The FLSA requires that employees receive overtime pay for hours worked over forty hours each workweek. The white-collar exemption excludes employees in a “bona fide executive, administrative, and professional capacity” from this requirement. In determining whether an employee qualifies for the white-collar exemption, the DOL provides a salary test. The DOL’s most-recent rules nearly doubled the standard salary needed to qualify for the white-collar exemptions from $455 per week ($23,660 per year) to $913 per week ($47,476 per year).

On September 20, 2016, 21 states and more than 50 business organizations filed suit in federal court challenging these new rules. The states claim the new rules will increase costs, forcing them to reduce or eliminate government services. The states ask the court to find that the new rules violate the Tenth Amendment (which reserves powers not granted to the federal government for the states), arguing that the rules infringe on states’ authority to dictate wages paid to state employees.

In addition, both the states and the business organizations claim the DOL exceeded its authority in raising the salary standards. They argue that, in enacting the FLSA, Congress did not intend that an employee’s salary would determine overtime-eligible employees and exempt white-collar workers, effectively failing to exempt “bona fide executive, administrative, or professional” employees whose salaries fall below the threshold.

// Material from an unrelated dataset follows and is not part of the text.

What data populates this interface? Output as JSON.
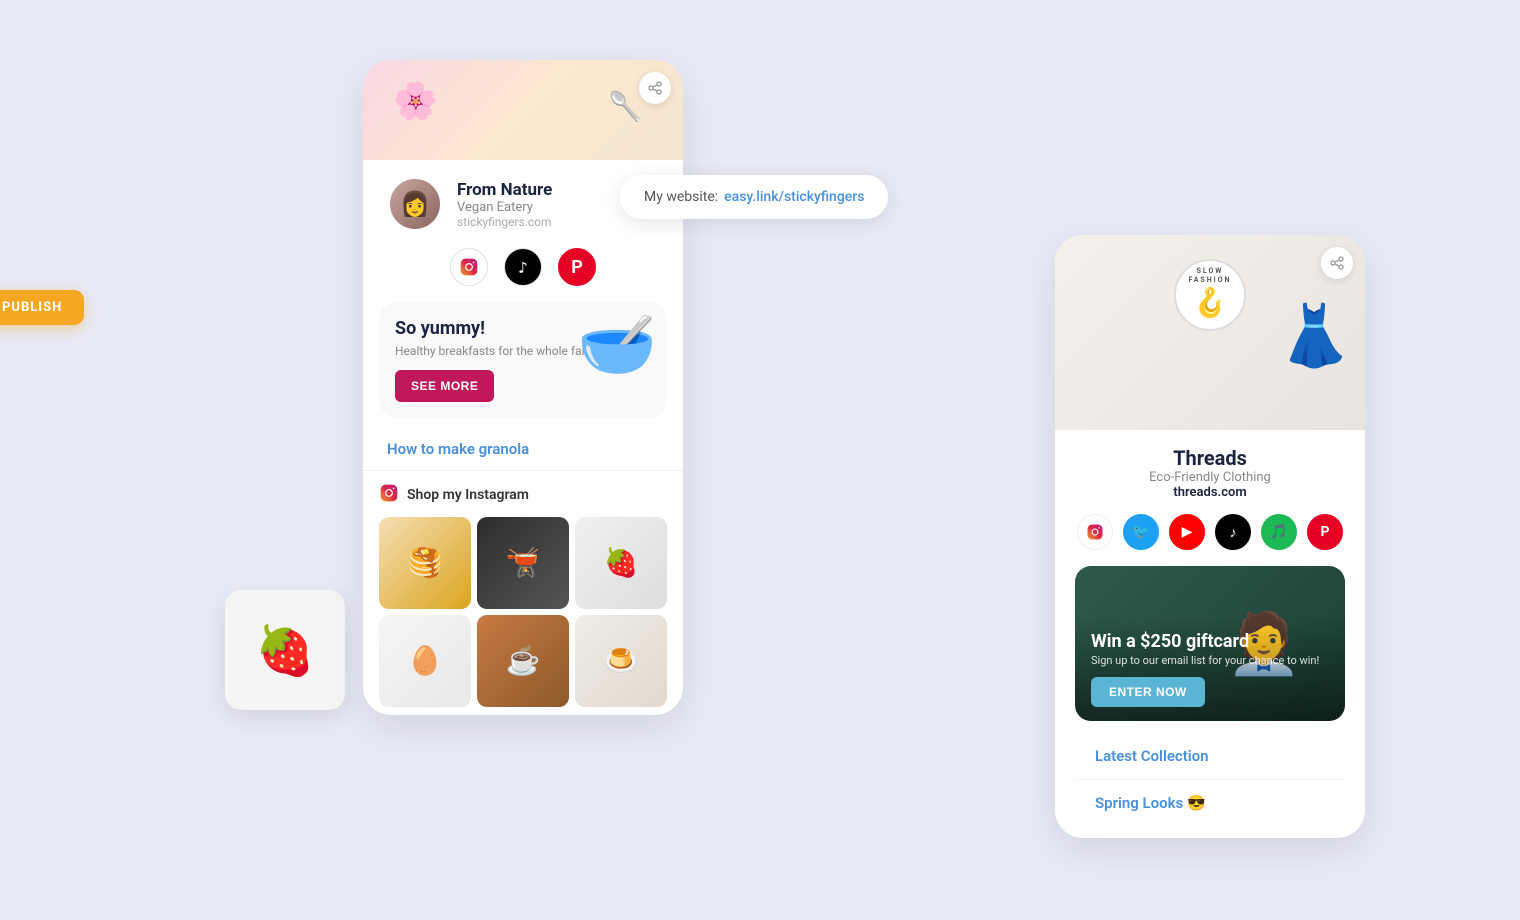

HLERK will continue to monitor these cases and update our clients on significant developments. In the meantime, employers should review their current positions and determine whether exempt positions may no longer be exempt from overtime pay requirements under the new rules. Employers should also refer to the Illinois Minimum Wage Law, which adopts the FLSA’s salary thresholds but provides different duties an employee must perform to qualify as exempt.